— What this task involves —
What lines of the data hold the string "name"? Pull each one out.

— Excerpted records —
.....
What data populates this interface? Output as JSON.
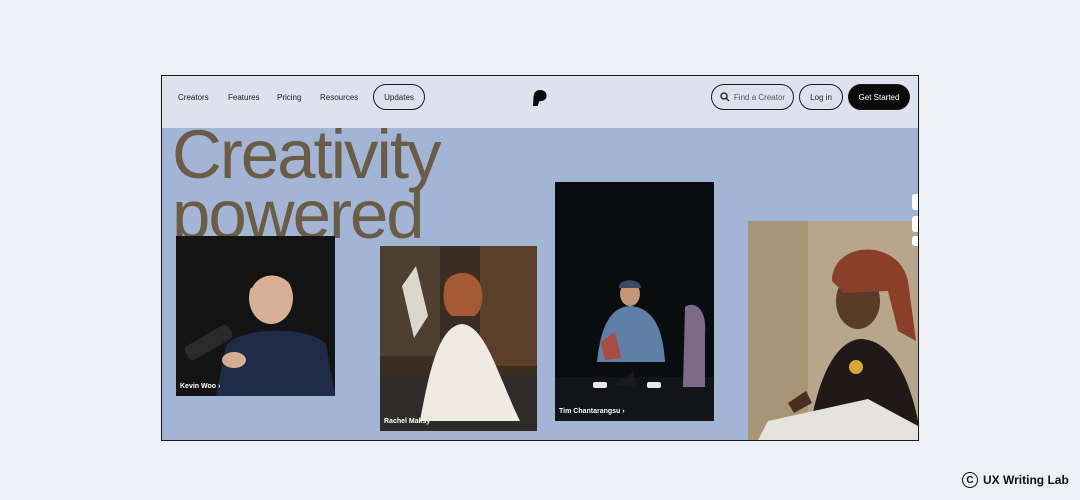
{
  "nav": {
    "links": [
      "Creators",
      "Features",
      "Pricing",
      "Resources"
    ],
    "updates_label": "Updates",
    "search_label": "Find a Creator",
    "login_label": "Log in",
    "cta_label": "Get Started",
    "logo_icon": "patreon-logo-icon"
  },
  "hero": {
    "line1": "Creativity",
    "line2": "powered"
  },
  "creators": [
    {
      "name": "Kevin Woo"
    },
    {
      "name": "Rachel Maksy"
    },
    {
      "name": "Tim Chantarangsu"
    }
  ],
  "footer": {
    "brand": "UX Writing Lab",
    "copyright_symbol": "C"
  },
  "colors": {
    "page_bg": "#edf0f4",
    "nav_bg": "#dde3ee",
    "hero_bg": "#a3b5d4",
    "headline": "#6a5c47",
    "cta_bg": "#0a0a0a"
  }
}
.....
— Answer —
      "name": "Kevin Woo"
      "name": "Rachel Maksy"
      "name": "Tim Chantarangsu"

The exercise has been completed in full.